A month older, to be precise. That's how long its been since a Times Square construction accident closed the Roundabout Theatre Company's hit production, handing O'Hare and his fellow cast members impromptu vacations. After 35 canceled shows and $1.5 million in lost revenue, Cabaret's cast and crew ventured back into the Kit Kat Klub for rehearsals Aug. 18.
Walking Aug. 19 down the newly reopened block of W. 43rd street between Sixth and Seventh avenues, where the Kit Kat Klub is located, the only hint that anything had happened on this street is a security officer, who waived people off the sidewalk lining the now-repaired Conde Nast tower. Inside the adjacent Kit Kat, the theatre looked just as it did before the accident, the small red lamps on the black cocktail tables lending the space a congenial glow. Associate Director Jennifer Uphoff Gray said that, aside from some water damage on the mezzanine level and some heavy-duty dusting, there was little to do in getting the space back in shape.
"It feels like we never left," said cast member Fred Rose.

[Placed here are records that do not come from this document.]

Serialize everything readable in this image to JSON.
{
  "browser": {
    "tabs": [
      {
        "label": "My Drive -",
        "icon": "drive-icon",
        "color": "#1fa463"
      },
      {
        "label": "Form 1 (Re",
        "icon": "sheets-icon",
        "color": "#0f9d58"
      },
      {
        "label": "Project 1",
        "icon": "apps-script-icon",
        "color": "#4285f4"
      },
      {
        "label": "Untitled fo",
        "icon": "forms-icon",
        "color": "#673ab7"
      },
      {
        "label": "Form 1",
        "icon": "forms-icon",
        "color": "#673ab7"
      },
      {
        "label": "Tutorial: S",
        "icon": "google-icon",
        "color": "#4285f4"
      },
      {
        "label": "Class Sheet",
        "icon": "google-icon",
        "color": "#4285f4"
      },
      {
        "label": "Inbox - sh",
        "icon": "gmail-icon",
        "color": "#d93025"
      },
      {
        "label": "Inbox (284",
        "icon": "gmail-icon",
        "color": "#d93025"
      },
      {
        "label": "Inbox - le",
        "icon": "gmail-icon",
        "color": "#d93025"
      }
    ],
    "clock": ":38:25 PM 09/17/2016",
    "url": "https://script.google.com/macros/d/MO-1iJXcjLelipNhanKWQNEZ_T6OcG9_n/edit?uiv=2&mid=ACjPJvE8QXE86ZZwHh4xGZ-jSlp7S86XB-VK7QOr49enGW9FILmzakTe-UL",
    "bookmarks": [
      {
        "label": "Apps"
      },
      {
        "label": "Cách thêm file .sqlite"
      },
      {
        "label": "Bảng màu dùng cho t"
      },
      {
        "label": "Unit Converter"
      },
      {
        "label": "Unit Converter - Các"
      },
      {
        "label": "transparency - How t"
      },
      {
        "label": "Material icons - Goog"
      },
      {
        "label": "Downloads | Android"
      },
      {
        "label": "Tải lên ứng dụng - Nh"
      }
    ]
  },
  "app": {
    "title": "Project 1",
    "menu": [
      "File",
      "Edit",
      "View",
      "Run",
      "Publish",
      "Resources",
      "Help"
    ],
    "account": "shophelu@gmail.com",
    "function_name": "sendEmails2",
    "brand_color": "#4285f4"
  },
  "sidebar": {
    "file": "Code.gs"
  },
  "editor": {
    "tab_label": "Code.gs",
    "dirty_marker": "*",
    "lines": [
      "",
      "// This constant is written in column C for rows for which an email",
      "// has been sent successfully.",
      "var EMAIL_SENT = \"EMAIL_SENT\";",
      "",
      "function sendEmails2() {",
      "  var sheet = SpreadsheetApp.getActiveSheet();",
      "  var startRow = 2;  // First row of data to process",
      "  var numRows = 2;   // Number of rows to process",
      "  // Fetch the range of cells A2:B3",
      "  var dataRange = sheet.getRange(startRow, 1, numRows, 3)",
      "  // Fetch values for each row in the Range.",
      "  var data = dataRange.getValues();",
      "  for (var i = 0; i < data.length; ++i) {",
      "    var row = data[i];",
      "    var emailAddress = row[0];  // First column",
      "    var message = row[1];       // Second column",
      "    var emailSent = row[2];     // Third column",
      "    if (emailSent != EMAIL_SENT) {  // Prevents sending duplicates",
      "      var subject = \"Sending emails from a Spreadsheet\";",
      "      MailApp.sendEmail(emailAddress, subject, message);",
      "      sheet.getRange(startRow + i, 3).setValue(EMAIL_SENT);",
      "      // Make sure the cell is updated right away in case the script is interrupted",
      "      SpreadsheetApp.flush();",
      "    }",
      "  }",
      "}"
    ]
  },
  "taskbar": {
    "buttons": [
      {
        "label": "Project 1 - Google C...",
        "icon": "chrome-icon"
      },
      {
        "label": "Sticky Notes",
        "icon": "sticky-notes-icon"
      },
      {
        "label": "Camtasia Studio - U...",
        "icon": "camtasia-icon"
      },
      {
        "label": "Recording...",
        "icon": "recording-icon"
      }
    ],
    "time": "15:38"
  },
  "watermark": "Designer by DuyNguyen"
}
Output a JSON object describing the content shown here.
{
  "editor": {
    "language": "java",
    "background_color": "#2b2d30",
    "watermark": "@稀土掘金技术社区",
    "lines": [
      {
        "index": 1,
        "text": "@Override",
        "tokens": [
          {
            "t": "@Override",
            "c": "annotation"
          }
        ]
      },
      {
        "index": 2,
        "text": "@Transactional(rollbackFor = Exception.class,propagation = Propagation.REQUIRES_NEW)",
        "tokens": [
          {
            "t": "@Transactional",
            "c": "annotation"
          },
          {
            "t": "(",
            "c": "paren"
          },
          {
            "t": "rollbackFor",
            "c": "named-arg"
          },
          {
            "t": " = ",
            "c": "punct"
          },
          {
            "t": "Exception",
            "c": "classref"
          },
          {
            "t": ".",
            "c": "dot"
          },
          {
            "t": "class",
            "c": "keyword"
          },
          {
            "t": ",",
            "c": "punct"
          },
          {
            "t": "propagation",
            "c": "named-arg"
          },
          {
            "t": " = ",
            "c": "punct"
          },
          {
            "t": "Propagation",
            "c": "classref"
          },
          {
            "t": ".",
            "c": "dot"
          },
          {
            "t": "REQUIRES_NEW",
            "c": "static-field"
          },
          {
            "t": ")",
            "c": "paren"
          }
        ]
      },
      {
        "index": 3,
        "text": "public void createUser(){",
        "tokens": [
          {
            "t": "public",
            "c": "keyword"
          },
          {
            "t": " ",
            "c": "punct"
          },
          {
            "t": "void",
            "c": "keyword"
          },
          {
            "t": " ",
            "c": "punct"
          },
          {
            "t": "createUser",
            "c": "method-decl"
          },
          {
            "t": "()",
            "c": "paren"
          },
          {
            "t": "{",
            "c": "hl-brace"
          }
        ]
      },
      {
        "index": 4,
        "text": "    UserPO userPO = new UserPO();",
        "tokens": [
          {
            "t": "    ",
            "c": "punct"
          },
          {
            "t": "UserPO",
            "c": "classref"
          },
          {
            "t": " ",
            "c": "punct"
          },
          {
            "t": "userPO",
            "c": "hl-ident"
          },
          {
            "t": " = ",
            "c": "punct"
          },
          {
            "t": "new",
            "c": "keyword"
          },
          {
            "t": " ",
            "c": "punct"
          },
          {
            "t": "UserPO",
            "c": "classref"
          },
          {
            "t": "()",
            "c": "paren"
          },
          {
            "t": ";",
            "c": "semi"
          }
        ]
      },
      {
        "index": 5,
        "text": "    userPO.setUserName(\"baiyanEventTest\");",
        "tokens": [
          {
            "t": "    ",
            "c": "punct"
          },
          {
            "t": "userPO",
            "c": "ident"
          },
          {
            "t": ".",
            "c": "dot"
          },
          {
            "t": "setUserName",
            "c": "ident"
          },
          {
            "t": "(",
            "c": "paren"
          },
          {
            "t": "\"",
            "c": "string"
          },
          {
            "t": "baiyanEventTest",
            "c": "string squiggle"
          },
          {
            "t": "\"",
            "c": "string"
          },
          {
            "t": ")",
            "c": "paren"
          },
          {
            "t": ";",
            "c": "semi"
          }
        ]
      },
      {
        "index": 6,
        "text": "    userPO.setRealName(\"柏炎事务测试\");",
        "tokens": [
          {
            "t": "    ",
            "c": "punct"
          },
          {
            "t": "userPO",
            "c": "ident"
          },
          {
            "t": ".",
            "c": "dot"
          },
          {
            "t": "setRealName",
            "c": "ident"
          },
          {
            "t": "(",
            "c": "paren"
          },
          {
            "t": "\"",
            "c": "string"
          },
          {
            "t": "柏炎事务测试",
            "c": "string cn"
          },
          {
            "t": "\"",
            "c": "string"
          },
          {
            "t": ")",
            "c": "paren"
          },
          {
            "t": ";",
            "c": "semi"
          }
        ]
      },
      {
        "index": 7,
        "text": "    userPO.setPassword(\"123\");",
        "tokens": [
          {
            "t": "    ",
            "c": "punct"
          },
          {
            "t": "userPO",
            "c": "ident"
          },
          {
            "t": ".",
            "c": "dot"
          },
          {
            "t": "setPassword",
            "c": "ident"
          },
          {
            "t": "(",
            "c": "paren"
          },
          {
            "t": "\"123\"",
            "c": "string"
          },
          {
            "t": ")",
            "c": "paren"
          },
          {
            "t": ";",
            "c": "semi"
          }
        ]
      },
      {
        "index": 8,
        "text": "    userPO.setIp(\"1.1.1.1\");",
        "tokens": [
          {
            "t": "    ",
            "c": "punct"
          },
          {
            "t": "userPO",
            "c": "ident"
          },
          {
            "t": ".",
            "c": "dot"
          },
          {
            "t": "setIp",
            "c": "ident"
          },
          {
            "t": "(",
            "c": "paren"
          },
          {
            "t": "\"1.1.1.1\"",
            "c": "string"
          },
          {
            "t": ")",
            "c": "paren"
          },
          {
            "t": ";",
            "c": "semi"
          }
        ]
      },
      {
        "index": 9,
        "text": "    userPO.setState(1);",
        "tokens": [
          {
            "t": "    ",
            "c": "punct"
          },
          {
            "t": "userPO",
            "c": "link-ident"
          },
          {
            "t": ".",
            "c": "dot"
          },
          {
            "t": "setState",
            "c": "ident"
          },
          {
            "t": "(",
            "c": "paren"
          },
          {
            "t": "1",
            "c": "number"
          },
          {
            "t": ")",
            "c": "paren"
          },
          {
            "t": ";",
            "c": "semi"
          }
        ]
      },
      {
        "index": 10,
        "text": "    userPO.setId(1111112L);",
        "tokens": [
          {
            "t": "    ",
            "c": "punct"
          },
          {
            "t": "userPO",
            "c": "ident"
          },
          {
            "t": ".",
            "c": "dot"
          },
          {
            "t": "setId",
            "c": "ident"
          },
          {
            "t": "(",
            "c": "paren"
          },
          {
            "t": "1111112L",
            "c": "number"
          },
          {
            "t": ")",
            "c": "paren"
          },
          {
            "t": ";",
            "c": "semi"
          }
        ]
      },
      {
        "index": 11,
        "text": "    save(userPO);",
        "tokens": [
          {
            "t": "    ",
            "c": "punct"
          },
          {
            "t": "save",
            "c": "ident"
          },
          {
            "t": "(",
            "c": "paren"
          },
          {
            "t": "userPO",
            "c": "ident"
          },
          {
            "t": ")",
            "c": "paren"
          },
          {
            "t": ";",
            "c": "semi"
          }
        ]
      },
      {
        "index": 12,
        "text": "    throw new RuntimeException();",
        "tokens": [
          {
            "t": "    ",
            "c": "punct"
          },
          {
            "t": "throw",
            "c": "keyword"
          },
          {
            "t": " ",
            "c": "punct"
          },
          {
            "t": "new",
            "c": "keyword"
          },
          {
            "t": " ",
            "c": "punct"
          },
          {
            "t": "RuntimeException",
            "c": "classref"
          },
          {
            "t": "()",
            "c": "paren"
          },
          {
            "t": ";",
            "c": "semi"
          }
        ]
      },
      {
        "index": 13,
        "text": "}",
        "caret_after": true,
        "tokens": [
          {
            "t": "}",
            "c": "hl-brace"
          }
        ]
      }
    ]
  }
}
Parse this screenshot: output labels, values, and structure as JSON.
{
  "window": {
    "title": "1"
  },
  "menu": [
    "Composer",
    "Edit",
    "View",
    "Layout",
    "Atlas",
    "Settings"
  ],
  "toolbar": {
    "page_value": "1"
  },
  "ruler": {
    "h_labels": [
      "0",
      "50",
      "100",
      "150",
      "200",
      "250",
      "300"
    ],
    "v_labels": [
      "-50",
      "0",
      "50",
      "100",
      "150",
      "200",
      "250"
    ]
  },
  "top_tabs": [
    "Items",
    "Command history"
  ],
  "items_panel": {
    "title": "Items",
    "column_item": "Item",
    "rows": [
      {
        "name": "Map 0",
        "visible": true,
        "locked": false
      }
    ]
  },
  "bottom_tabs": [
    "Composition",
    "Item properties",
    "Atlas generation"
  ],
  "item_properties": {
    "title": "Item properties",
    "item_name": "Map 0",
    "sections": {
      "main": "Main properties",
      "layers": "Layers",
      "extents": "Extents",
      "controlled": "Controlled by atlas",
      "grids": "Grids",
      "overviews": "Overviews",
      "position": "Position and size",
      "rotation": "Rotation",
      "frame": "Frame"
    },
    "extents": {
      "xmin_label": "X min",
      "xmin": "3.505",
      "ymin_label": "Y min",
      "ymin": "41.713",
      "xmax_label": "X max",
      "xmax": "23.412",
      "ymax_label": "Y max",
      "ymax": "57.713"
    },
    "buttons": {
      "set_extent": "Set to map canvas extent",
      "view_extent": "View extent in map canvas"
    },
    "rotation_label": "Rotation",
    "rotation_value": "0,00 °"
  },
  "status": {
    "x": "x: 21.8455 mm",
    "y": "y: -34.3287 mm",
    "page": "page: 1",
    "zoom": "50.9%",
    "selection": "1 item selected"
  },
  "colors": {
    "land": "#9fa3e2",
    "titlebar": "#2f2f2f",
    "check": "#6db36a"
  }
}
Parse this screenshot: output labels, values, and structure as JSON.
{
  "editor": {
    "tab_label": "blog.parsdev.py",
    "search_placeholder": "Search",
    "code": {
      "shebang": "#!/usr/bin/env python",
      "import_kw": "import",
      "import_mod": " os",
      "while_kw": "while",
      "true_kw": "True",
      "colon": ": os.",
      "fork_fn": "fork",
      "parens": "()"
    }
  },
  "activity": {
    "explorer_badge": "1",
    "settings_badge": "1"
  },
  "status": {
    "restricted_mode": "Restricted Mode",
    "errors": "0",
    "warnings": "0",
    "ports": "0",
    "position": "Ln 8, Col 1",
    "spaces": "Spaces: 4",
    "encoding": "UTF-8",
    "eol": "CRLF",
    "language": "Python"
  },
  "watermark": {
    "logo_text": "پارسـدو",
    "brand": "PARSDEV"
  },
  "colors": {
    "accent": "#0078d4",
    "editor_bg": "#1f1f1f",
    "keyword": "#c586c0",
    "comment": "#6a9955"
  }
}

"Within ten minutes of being here," echoed O'Hare, "everyone went `Oh my God, we never left.' " Both Rose and O'Hare do double duty as part of the Kit Kat Orchestra -- Rose on cello and O'Hare on clarinet. They'd just completed a rehearsal with the band, setting sound levels for new stars Jennifer Jason Leigh and Blair Brown, who are taking over the roles of Sally Bowles and Fraulein Schneider, respectively. "My fingers are extremely sore today," said Rose, "because I haven't played in a month and the cello strings really do a number on you when your callouses go away." O'Hare, too, admitted to neglecting his instrument. With the show resuming performances Aug. 20, O'Hare must make other sacrifices as well. "I have to shave now, which is a bummer," he said.
The first few days of Cabaret's eclipse were rather anxiety ridden, admitted O'Hare. "The terrible thing was not knowing from day to day, and being on tenterhooks." But soon, he took advantage of the time off. He caught up on his movies and plays and took in several museum shows. He also spent time polishing a screenplay. Rose flew back to his home state of Colorado. "I got up in the mountains and back to my roots and let Cabaret go," he said.
Cabaret director "Sam [Mendes] made a good point," explained O'Hare. "He said `Use this time. People never get this opportunity to go away and stop thinking about their show, to totally clean out, and come back to it fresh.' "
Neither Rose nor O'Hare have any worries about getting the show back on its feet. They've been rehearsing with Leigh and Brown over the past month. And Leigh, though she never rehearsed in the Kit Kat Klub until Tuesday, looked remarkably calm as she stretched on stage.
As far as getting to work every day is concerned, O'Hare said he doesn't believe lightning -- in the form of another tragedy -- will strike twice on 43rd Street. And Rose rarely worries about the chance of another accident. "Only when I look up," he said.